Prologue “Slow down, Spoon.” Moses Witherspoon took a loose-gravel turn stupidly fast. Th e Trans Am slid sideways sending up a cloud of dust. “What’s the matter, angel boy? Wings on too tight?” Gabe Trotter wanted to slap the idiot. “Cut out the angel-boy bullshit. I hate that, always did.” Red-eyed and looking halfway to shit-faced his own self, Dwight Furby giggled. “Gabriel, Gabriel, come blow your horn.” Gabe couldn’t believe he’d let Dwight talk him into cruising East Plains’ back roads in Mo Witherspoon’s Trans Am. Both assholes had been drinking before Gabe crawled in and had since put away even more brew. Spoon’s straw cowboy hat sat cockeyed on his shaggy blond head. In the three years since graduation, Gabe had successfully avoided being subjected to the angel-boy nickname. Hell, he’d mostly made it a point to avoid Mo Witherspoon altogether. He couldn’t believe he once thought Spoon cool, when now it was obvious the asshole had his head so far up his colon he could deliver a singing telegram to his pancreas. Yet, here I am just like in high school, sidekicking along with Dwight-can’t-fi nd-my-butt-with-both-hands-Furby. Chalk one up to a bad memory, boredom, and having no wheels on a Saturday night.

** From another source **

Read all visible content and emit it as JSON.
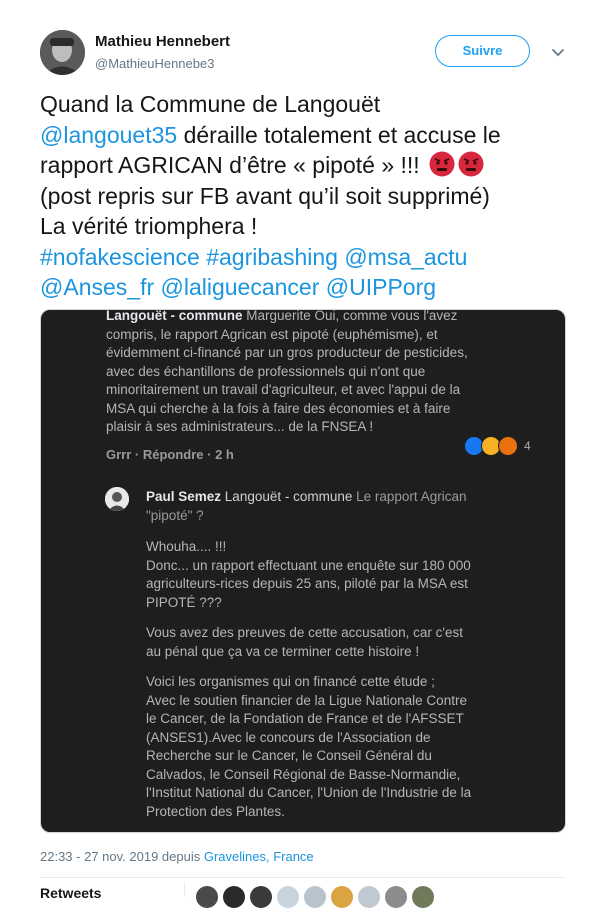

A not-so-still nagging voice reminded Gabe if he’d gotten a job like his mom and Missus Pinkwater kept telling him, he’d have wheels and long ago would have moved out of East Plains and away from Spoon and Dwight. He shrugged off the admonition. No, Goddammit, this entire shit-fest is Dwight’s fault. If I survive this round of high speed idiocy, I swear to God I’m going to kill the imbecile. “Unlax, bro,” Dwight said in his nasally whine. His own shoulder-length dark hair stuck out from beneath an oily Pennzoil baseball cap. “Just having fun with ya. You remember fun?” Gabe forced a smile. “Yeah, I remember.” He had to admit, there had been fun. Hanging around with a football star and bull rider like Spoon had its high points—the parties, the chicks, the drinking, even the fi ghts. You couldn’t hang around Mo Witherspoon and not get into fi ghts. Th e combination of loudmouth and bigot rubbed a lot of people way past static discharge. But Spoon always came out on top, and by association so did Gabe and Dwight. What the hell. Might as well make the best of it. “Give me a beer and slow it down to warp one, you gigantic scrotum.” Spoon guff awed and slapped the wheel. “Now that’s the Gabe Trotter I remember. Sure thing, buddy. Warp one it is. Hey, lookie there.” Spoon pointed with his chin. Illuminated by the Trans Am’s headlights, a tall figure carried a gas can. “Is that who I think it is?” Dwight asked. Continue reading